The looming specter of sequestration has U.S. Federal Government Contractors scrambling to warn employees of impending furloughs and layoffs, reforecasting revenue projections against any one of a number of budget cut scenarios and cautiously advising key stakeholders and/or shareholders about the negative impact to company earnings if the March 1 deadline [today] comes and goes without a deal from Washington. What is commonly being discussed inside and outside the Beltway is the material impact to Government Contractors' revenues. However, there are other risk management issues that should attract attention as potential threats to an organization's bottom line.
Employees fearing that their paychecks are going to be seriously impacted by potential furloughs or mass layoffs could see Workers Compensation as a way to continue their current salary tax-free. Much in the same way that we advise our clients to be especially vigilant of suspicious lost-time claims during plant closures or large reductions in force (RIF), we strongly recommend that risk managers treat the uncertainty of sequestration in the same manner. Clients, their brokers and insurers should monitor all new lost-time Workers Compensation claims with increased scrutiny on non-accident, soft tissue, repetitive motion and cumulative trauma losses.
Employment Practices Liability
The loss of future contracts or premature termination due to unavailability of funds almost certainly means furloughs or layoffs. To be safe, some of the larger Defense Contractors have sent WARN notices to thousands of employees in an effort to thwart potential fines and penalties, as well as inhibit wrongful termination litigation. All companies impacted by sequestration should discuss with their brokers whether to approach their insurers with proactive staff reductions.

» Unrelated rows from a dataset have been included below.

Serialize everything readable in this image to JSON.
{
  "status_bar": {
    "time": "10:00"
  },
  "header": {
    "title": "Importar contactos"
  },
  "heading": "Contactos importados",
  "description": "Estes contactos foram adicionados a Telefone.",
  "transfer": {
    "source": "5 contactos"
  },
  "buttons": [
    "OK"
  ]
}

Crime (Employee Dishonesty)
All employers would like to believe that they hire the most trustworthy and reputable employees. However, when faced with a loss of work through key contracts, companies should be keenly aware of the possibility of money or assets walking out the door.

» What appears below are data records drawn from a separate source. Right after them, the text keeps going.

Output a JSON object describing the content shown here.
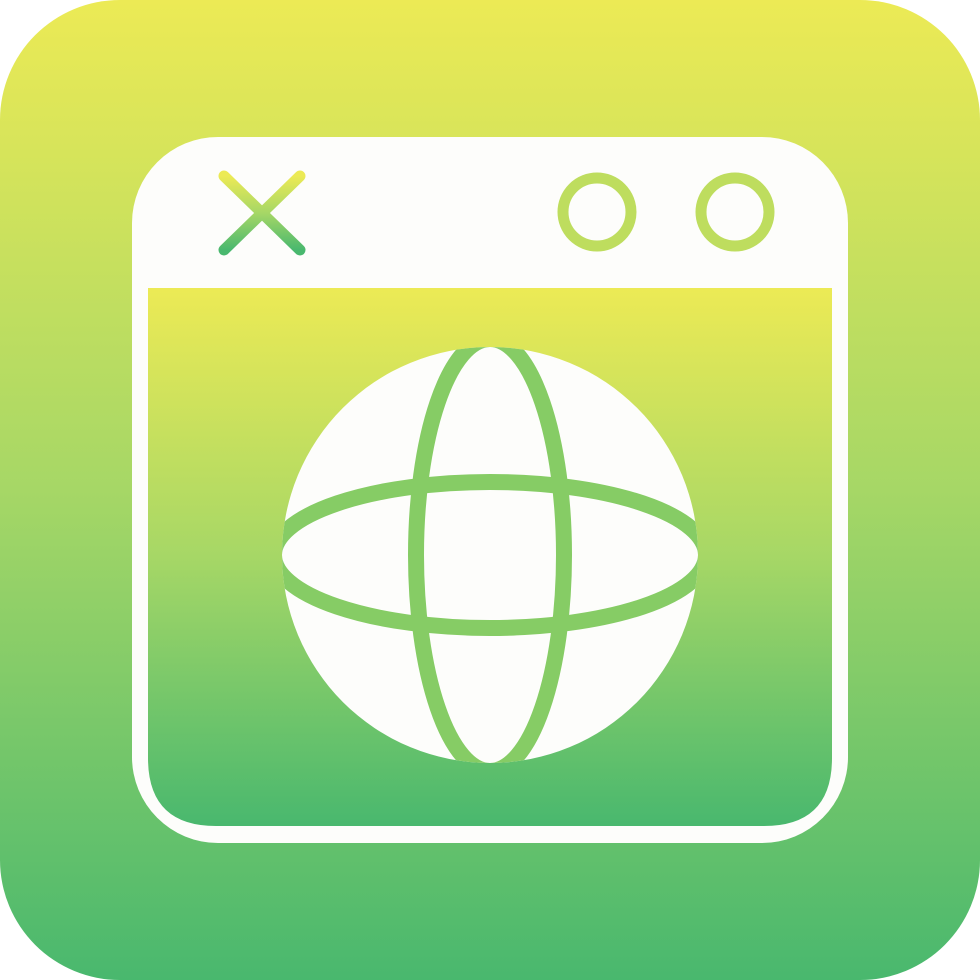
{
  "icon": {
    "name": "web-browser-globe-icon",
    "colors": {
      "gradient_top": "#ECEA55",
      "gradient_middle": "#A6D766",
      "gradient_bottom": "#49B86E",
      "foreground": "#FDFDFB"
    },
    "parts": [
      "browser-window-icon",
      "close-x-icon",
      "window-control-circle-icon",
      "globe-icon"
    ]
  }
}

While not necessarily insurable, organizations should consider that these uncertain times might also mean a loss of key research and development and intellectual property. Work in progress on a contract likely to be terminated could be at risk of leaving with those key employees, as they take valuable trade secrets and other intellectual property to a competitor or into the commercial sector. In addition to the old-fashioned method of stealing intellectual capital, reduction of revenues could force some companies to be less vigilant when it comes to network security. Competitors, nation states and terrorist organizations could take advantage of the increased vulnerability resulting from these budget cuts.
Minimum Earned Premiums
Although not a material risk to Government Contractors, minimum earned premiums should be discussed in light of what might be material reductions in revenues, total insurable values and payroll as a byproduct of sequestration. Companies should review their insurance program with their brokers to better understand which policies might be subject to minimum premiums despite material reductions in exposure.
The full brunt of sequestration might be averted, but most experts agree that budget cuts are a certainty. A strong proactive approach by risk managers and their brokers to address any or all of the aforementioned issues would go a long way toward mitigating any material impact to the organization.